In an auction that Patrick expects to hit $100 billion, some of the biggest winners might be low-rated, poor-performing stations because, he says, they are strategically located in a spot “where the FCC has to buy up a whole block of land,” so to speak. For many, it will be considerably more cost effective to sell their space on the dial than to operate a station.

Of course, of the hundreds of expected sellers in the auction, not all are getting out of the business. That’s where channel sharing comes in, particularly for some big traditional broadcasters.

Perhaps that will mean scores of Fox-owned MyNetworkTVs moving to subchannels of Fox and using a smaller portion of Fox’s power to offer up their valuable space. When it comes to The CW and MyNetwork, Patrick says, “It’s almost universally not worth it to operate them.”

Patrick says he has seen a handful of agreements with PBS stations. Other stations can channel share with themselves. Gray Television, for instance, plans to move programming from WAGT—the NBC affiliate in Augusta, Ga., that the company is acquiring from Schurz Communications—over to its low-power CBS affiliate WRDW and put WAGT up for the auction.

“That station has, unlike pretty much any other Gray station, a very high spectrum value that suggested it would be more valuable on the auction,” says Kevin Latek, Gray’s senior VP, business affairs.

The opening bid to move WAGT off-air is $210,768,300, second highest in the market and well above the $124,085,520 bid for WRDW.

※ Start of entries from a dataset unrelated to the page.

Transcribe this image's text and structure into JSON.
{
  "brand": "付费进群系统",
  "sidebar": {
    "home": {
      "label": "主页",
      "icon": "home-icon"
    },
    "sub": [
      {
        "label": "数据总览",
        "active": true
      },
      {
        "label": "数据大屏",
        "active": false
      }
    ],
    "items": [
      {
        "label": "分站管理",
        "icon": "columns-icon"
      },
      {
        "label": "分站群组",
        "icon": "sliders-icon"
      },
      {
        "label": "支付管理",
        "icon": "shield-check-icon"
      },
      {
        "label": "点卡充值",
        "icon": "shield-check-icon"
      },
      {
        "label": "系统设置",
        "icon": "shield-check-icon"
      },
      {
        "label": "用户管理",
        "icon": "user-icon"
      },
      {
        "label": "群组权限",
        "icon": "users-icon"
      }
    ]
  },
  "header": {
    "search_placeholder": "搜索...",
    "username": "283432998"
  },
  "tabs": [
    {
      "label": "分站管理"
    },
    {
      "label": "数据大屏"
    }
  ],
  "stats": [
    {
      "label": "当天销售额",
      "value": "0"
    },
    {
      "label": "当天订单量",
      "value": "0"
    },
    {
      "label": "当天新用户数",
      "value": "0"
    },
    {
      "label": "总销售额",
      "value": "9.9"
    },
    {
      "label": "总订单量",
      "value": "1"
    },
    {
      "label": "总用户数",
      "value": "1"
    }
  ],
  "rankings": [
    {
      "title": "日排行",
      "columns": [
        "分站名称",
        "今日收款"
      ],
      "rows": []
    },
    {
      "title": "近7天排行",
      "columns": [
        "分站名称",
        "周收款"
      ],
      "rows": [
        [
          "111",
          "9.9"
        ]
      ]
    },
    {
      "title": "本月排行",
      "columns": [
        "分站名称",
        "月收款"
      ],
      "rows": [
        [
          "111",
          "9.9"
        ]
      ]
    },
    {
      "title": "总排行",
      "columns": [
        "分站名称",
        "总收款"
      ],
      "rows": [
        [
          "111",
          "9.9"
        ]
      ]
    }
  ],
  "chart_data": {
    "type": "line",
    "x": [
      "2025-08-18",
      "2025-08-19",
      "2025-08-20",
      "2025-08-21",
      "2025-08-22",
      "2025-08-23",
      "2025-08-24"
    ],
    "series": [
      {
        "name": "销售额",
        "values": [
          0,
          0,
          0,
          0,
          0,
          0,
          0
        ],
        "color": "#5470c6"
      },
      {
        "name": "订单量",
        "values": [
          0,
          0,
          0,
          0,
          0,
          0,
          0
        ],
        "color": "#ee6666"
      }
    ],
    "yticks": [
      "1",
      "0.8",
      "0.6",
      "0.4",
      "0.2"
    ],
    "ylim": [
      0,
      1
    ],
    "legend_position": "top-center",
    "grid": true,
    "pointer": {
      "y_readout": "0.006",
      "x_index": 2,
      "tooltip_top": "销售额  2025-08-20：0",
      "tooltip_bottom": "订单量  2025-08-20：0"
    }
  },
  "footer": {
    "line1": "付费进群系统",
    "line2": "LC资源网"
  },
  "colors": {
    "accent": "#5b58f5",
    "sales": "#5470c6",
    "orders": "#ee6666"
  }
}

“Spectrum is the single most valuable thing broadcasters have,” Patrick says. “There will be a lot of jockeying to see what’s happening, a lot of people playing, a lot of very fast, furious contracts and handshakes before they file with the FCC.”